FRANKFURT (Reuters) - German solar panel installations fell by 42.4 percent last year to 1.9 gigawatts (GW), data from energy regulator, the Bundesnetzagentur, showed.
The government had allowed up to 2.6 GW of new units to receive feed-in tariffs each year, showing that efforts to rein in the expansion of solar have been successful.
A green energy law last summer set the caps on new builds as well as requiring operators to align their output volumes more directly with the market rather than relying on subsidies.
Germany’s total solar capacity now stands at 38.2 GW, the figures showed.
In theory, that goes a long way towards solar alone meeting national power demand during periods of sunny weather, but a typical winter’s day requires 70 GW of capacity.
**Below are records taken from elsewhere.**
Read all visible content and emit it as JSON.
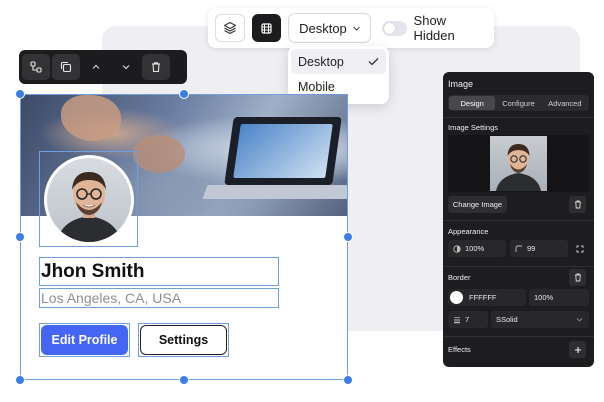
{
  "toolbar": {
    "device_selected": "Desktop",
    "show_hidden_label": "Show Hidden",
    "show_hidden_on": false
  },
  "device_dropdown": {
    "options": [
      "Desktop",
      "Mobile"
    ],
    "selected": "Desktop"
  },
  "element_toolbar": {
    "icons": [
      "hierarchy-icon",
      "duplicate-icon",
      "chevron-up-icon",
      "chevron-down-icon",
      "trash-icon"
    ]
  },
  "profile": {
    "name": "Jhon Smith",
    "location": "Los Angeles, CA, USA",
    "edit_button": "Edit Profile",
    "settings_button": "Settings"
  },
  "panel": {
    "title": "Image",
    "tabs": [
      "Design",
      "Configure",
      "Advanced"
    ],
    "active_tab": "Design",
    "image_settings_label": "Image Settings",
    "change_image_label": "Change Image",
    "appearance_label": "Appearance",
    "opacity": "100%",
    "radius": "99",
    "border_label": "Border",
    "border_color": "FFFFFF",
    "border_opacity": "100%",
    "border_width": "7",
    "border_style": "SSolid",
    "effects_label": "Effects"
  },
  "colors": {
    "accent": "#4565f5",
    "selection": "#3b7fe2",
    "panel_bg": "#1d1d1f"
  }
}
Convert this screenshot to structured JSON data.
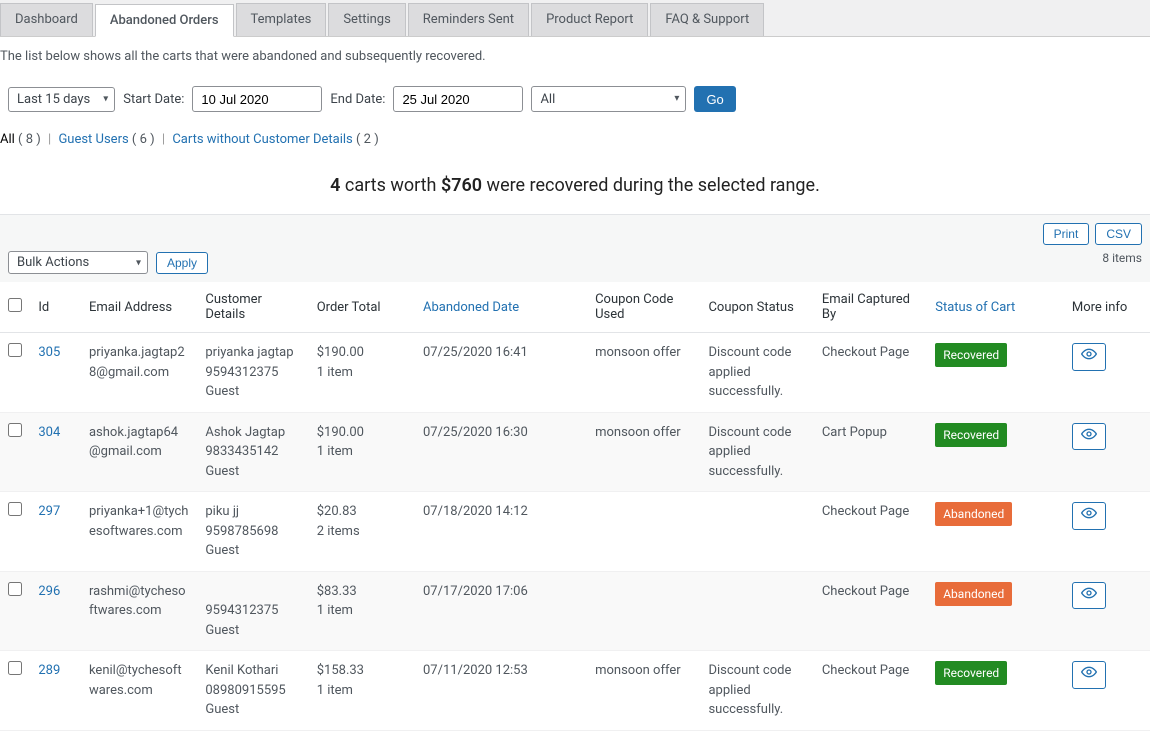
{
  "tabs": [
    {
      "label": "Dashboard",
      "active": false
    },
    {
      "label": "Abandoned Orders",
      "active": true
    },
    {
      "label": "Templates",
      "active": false
    },
    {
      "label": "Settings",
      "active": false
    },
    {
      "label": "Reminders Sent",
      "active": false
    },
    {
      "label": "Product Report",
      "active": false
    },
    {
      "label": "FAQ & Support",
      "active": false
    }
  ],
  "description": "The list below shows all the carts that were abandoned and subsequently recovered.",
  "filters": {
    "range_select": "Last 15 days",
    "start_label": "Start Date:",
    "start_value": "10 Jul 2020",
    "end_label": "End Date:",
    "end_value": "25 Jul 2020",
    "status_select": "All",
    "go_label": "Go"
  },
  "subfilters": {
    "all_label": "All",
    "all_count": "( 8 )",
    "guest_label": "Guest Users",
    "guest_count": "( 6 )",
    "no_details_label": "Carts without Customer Details",
    "no_details_count": "( 2 )"
  },
  "summary": {
    "carts": "4",
    "mid1": " carts worth ",
    "amount": "$760",
    "mid2": " were recovered during the selected range."
  },
  "toolbar": {
    "bulk_label": "Bulk Actions",
    "apply_label": "Apply",
    "print_label": "Print",
    "csv_label": "CSV",
    "item_count": "8 items"
  },
  "columns": {
    "id": "Id",
    "email": "Email Address",
    "cust": "Customer Details",
    "total": "Order Total",
    "date": "Abandoned Date",
    "coupon": "Coupon Code Used",
    "cstatus": "Coupon Status",
    "cap": "Email Captured By",
    "status": "Status of Cart",
    "more": "More info"
  },
  "rows": [
    {
      "id": "305",
      "email": "priyanka.jagtap28@gmail.com",
      "cust": "priyanka jagtap\n9594312375\nGuest",
      "total": "$190.00\n1 item",
      "date": "07/25/2020 16:41",
      "coupon": "monsoon offer",
      "cstatus": "Discount code applied successfully.",
      "cap": "Checkout Page",
      "status": "Recovered",
      "status_class": "recovered"
    },
    {
      "id": "304",
      "email": "ashok.jagtap64@gmail.com",
      "cust": "Ashok Jagtap\n9833435142\nGuest",
      "total": "$190.00\n1 item",
      "date": "07/25/2020 16:30",
      "coupon": "monsoon offer",
      "cstatus": "Discount code applied successfully.",
      "cap": "Cart Popup",
      "status": "Recovered",
      "status_class": "recovered"
    },
    {
      "id": "297",
      "email": "priyanka+1@tychesoftwares.com",
      "cust": "piku jj\n9598785698\nGuest",
      "total": "$20.83\n2 items",
      "date": "07/18/2020 14:12",
      "coupon": "",
      "cstatus": "",
      "cap": "Checkout Page",
      "status": "Abandoned",
      "status_class": "abandoned"
    },
    {
      "id": "296",
      "email": "rashmi@tychesoftwares.com",
      "cust": "\n9594312375\nGuest",
      "total": "$83.33\n1 item",
      "date": "07/17/2020 17:06",
      "coupon": "",
      "cstatus": "",
      "cap": "Checkout Page",
      "status": "Abandoned",
      "status_class": "abandoned"
    },
    {
      "id": "289",
      "email": "kenil@tychesoftwares.com",
      "cust": "Kenil Kothari\n08980915595\nGuest",
      "total": "$158.33\n1 item",
      "date": "07/11/2020 12:53",
      "coupon": "monsoon offer",
      "cstatus": "Discount code applied successfully.",
      "cap": "Checkout Page",
      "status": "Recovered",
      "status_class": "recovered"
    }
  ]
}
In a related development, the expansion of solar energy has become a problem for traditional utilities, whose gas and coal plants run for fewer hours as energy from solar and wind sources takes priority when being fed into the power grid.
New solar additions in 2013, totaling 3.3 GW, were down 55 percent from 2012, a record year with 7.6 GW of new capacity.
Power production data for 2014 recently showed solar output rose 13.5 percent year-on-year to 35.2 billion kilowatt hours. The data, from energy industry group BDEW also showed that this accounted for 5.6 percent of all power produced.
Reporting by Vera Eckert, editing by David Evans